Customer Segment CARICOM has 15
member states and 5 associate states: Antigua and Barbuda, the Bahamas, Barbados, Belize, Dominica, Grenada, Guyana, Haiti, Jamaica, Montserrat, St. Lucia, St. Kitts and Nevis, St. Vincent and the Grenadines, Suriname, Trinidad and Tobago (CARICOM 2010).
Day Three: Hypotheses / what
did we learn? The Idea: Manufacture and install solar energy systems in the Caribbean What we’ve learned: Many countries in the Caribbean have oil subsidies, making them more hostile to green energy We spoke to many non-governmental organizations focused on green energy Selected three countries because they have small or no oil subsidies and will be easier to introduce green energy into the market.
Customer Segment Residential Homes in:
Market Cost Revenue Barbados Investors Analysis Evaluation Steam Greneda St. Lucia Barbados • Highest GDP of Caribbean countries • Largest island (population) • Second largest island (area) • Large demand for electricity
Market Analysis Characteristics of the
market: • Relatively high GDPs • Extremely dependent on oil import (except Trinidad and Tobago) • Extensive electric power coverage, up to 99% (everyone is on the grid) • Some of the highest electricity tariffs on the globe Served Available Market: Market Size 65% Residences interested in reducing bills or in using green energy = 125,000 Total Addressable Market: 192,000 Residential homes - 7,500 homes Target Market: 6% of the SAM (assumption)
Cost Analysis The monthly Customer
Charge is determined based on the customer’s average energy consumption in kWh Also, fuel charge for each KWh is applied for the cost of fuel associated with the provision of this service. The fuel Clause Adjustment is calculated according to the Fuel Clause approved by the Fair Trading Commission and may vary from one month to another
Drivers that support the Value

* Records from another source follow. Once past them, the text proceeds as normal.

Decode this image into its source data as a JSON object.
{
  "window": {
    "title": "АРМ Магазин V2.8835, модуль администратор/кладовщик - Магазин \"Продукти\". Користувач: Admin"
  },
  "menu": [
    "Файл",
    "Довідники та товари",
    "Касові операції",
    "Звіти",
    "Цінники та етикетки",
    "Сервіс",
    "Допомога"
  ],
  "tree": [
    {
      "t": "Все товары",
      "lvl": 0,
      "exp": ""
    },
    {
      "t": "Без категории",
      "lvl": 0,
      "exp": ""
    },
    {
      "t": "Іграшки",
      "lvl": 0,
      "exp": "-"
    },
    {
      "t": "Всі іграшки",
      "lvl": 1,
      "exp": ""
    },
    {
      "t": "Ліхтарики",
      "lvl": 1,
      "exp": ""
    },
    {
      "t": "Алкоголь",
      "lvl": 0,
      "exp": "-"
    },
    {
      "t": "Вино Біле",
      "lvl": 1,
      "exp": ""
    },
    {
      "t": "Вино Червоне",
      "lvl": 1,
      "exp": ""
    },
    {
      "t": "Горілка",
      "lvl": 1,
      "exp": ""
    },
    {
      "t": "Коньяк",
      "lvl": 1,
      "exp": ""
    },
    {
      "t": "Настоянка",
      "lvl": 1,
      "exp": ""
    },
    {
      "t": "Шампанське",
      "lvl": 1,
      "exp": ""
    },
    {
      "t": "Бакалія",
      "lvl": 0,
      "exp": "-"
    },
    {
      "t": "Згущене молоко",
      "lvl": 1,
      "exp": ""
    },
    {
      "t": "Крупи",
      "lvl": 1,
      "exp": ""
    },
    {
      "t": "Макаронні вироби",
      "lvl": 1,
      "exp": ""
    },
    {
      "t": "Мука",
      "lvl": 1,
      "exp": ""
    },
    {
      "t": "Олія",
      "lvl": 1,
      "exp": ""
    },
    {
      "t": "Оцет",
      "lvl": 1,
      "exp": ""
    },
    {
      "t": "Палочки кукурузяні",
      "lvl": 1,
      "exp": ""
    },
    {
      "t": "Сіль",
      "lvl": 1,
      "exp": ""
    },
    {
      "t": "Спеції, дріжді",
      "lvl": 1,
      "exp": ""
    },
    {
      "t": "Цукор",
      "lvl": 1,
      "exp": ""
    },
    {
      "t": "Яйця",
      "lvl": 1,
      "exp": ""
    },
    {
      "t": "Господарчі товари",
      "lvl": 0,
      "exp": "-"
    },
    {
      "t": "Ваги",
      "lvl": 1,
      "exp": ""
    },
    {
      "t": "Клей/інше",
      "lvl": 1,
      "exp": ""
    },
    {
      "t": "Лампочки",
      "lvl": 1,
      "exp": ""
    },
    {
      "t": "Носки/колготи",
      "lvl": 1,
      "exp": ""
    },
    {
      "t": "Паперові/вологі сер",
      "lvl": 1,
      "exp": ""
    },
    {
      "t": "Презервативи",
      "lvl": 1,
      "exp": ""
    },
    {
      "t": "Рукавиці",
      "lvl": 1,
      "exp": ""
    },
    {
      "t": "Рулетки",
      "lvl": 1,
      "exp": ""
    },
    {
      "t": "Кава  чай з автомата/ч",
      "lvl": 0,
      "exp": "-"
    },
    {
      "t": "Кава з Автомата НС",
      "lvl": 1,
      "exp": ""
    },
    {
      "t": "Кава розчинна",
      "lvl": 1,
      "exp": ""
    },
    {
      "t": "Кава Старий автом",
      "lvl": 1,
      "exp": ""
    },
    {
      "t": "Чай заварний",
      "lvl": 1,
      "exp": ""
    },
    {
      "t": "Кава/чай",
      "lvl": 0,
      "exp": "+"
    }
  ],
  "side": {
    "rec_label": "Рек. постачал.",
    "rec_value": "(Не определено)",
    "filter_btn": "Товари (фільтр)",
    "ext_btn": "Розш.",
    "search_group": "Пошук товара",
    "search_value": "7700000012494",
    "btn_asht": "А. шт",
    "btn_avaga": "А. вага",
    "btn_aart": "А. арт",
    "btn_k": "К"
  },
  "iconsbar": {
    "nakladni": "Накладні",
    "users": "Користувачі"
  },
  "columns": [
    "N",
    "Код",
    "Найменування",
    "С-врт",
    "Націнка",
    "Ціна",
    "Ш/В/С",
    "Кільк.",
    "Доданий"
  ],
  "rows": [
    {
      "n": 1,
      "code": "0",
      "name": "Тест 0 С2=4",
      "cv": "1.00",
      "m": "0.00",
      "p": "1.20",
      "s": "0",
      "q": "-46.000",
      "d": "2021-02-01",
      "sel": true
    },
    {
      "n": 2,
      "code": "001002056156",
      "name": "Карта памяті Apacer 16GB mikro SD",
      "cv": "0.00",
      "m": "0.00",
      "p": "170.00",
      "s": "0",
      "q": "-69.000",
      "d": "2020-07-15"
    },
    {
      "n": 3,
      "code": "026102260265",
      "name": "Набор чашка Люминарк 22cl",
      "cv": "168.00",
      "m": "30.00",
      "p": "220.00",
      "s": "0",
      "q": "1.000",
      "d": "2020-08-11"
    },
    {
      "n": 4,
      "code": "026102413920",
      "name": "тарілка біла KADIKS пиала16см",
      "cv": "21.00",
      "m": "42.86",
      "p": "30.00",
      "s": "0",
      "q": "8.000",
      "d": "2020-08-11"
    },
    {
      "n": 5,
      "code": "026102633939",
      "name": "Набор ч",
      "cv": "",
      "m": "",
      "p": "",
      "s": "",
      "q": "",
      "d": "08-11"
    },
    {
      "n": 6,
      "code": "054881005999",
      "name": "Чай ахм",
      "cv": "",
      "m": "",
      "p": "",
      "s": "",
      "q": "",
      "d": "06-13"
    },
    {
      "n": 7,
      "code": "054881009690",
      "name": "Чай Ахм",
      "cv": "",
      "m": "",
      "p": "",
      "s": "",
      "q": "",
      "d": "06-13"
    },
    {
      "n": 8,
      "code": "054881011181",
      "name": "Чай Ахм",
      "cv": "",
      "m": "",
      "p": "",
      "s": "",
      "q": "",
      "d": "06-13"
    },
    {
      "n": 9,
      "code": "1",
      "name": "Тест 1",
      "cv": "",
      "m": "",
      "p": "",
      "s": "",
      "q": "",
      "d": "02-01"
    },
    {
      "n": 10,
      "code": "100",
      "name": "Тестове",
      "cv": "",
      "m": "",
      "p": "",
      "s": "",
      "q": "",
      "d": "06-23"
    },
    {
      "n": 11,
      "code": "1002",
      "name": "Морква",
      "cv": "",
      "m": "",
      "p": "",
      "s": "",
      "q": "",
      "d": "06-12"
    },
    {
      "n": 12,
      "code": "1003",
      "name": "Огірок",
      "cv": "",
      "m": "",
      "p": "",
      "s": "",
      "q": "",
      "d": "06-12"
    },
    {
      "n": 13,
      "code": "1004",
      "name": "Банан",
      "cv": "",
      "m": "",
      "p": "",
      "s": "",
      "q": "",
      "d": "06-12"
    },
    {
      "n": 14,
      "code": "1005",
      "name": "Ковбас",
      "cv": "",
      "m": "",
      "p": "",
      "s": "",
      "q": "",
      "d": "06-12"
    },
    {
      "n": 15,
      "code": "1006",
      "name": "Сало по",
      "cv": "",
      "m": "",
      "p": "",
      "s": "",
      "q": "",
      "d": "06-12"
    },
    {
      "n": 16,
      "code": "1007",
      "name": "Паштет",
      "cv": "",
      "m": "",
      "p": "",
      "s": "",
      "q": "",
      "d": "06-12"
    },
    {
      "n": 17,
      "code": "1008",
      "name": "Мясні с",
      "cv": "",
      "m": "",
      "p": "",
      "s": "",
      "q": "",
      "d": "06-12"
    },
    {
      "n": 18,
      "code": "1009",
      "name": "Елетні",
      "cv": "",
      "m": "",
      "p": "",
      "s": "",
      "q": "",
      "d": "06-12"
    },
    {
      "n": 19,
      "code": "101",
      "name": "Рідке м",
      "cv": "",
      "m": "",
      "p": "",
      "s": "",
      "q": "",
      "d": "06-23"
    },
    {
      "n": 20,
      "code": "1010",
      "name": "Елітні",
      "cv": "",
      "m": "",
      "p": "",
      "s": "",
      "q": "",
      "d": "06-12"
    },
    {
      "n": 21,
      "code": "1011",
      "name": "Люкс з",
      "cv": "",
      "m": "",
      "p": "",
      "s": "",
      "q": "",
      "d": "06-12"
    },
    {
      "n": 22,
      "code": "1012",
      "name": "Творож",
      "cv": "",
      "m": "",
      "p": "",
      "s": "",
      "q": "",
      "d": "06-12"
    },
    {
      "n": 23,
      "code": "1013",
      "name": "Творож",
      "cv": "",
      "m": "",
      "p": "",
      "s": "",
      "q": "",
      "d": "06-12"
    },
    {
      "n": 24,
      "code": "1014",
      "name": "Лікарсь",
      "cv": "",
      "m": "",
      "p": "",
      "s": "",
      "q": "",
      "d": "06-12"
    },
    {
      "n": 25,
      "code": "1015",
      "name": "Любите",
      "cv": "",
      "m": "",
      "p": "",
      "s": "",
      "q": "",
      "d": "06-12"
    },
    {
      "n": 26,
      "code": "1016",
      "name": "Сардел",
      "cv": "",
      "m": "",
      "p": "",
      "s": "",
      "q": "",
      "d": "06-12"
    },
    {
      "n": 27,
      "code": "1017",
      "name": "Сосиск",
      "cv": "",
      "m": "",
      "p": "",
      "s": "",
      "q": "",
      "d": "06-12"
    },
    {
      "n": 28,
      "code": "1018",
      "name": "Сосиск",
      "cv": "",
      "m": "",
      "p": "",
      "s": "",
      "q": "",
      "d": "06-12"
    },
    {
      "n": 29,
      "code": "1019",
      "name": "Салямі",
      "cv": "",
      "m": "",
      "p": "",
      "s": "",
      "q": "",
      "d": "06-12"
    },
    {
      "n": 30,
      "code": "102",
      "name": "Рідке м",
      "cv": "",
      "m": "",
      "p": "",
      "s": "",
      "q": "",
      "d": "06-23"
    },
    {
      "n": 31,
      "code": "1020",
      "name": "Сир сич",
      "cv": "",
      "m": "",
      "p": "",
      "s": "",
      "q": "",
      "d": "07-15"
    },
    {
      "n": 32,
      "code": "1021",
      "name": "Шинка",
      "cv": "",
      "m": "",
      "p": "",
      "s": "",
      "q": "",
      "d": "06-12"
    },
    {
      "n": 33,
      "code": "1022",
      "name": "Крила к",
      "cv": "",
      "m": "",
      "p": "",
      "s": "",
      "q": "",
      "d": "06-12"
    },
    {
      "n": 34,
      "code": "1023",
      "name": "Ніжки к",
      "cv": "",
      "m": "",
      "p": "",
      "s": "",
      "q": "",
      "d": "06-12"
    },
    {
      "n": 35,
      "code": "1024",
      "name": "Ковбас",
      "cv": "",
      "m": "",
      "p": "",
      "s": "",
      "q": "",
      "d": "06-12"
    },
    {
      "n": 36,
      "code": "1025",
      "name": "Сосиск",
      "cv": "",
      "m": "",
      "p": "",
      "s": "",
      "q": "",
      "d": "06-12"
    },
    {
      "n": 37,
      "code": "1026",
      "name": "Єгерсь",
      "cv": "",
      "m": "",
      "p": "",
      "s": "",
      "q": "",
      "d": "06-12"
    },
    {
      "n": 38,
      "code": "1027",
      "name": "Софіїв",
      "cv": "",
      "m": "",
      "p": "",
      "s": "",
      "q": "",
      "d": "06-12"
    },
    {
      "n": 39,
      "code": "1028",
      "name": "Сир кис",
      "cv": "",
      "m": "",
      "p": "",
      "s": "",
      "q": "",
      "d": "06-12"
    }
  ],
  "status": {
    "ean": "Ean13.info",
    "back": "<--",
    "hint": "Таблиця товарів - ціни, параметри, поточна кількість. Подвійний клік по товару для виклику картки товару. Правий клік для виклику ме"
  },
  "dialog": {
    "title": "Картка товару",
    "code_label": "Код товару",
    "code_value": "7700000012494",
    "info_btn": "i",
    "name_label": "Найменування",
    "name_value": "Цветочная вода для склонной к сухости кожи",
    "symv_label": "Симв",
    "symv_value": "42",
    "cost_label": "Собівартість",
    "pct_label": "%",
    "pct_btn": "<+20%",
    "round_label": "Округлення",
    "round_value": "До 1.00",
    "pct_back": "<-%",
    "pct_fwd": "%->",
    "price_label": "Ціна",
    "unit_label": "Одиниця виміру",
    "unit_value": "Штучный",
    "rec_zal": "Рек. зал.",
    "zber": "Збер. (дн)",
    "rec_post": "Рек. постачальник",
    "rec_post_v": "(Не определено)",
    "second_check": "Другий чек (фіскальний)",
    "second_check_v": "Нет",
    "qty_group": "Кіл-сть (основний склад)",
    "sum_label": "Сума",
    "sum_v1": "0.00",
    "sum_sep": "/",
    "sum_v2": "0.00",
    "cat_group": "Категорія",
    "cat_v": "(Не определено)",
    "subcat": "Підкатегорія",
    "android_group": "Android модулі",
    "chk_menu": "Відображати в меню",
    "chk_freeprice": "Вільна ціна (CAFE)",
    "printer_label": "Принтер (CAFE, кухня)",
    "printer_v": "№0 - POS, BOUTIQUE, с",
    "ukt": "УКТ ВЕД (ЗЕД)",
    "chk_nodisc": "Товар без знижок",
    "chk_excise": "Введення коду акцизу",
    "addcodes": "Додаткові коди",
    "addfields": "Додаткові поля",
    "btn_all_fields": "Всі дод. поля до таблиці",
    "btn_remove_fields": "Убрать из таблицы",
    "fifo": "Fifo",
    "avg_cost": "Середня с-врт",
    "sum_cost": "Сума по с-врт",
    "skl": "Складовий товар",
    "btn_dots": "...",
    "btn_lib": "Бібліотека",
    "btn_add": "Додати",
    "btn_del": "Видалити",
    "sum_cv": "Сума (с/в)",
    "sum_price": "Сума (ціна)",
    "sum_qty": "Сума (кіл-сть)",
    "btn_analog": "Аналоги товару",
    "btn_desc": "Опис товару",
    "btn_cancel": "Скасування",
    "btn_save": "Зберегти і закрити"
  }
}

Proposition Economic Drivers Environmental Drivers Social Drivers• Economic Optimization • Reducing Emissions • Employment • Leasing is a better • No direct or • Direct and indirect choice indirect emissions employment will from renewable be generated energy• Security of Supply • Reducing Climate • Public Support Change • People are asking • Decrease dependency on • Implementation of for more cheaper fossil fuel renewable energy cost energies help to prevent Climate Change• Leading Industry • Social Economic • Protect Natural Life • Increase of market Cohesion • No cut-backs of share and • Can help in areas that natural resources business are areas economically opportunities challenged
Day Four: Hypotheses / what
did we learn? The Idea: Use NGO and government incentives to subsidize our business What we’ve learned: Many NGOs provide free education for employees of solar installation companies We plan to take advantage of these programs to reduce our costs
Day Five: Hypotheses / what
did we learn? The Idea: Hypothesis: our main competition would be with other solar installers of similar size What we’ve learned: Power companies in Barbados are beginning their own initiatives to install solar panels on residential homes and then tie them into the grid These are pilot programs. We plan to contact the utility companies to learn more and perhaps initiate a partnership.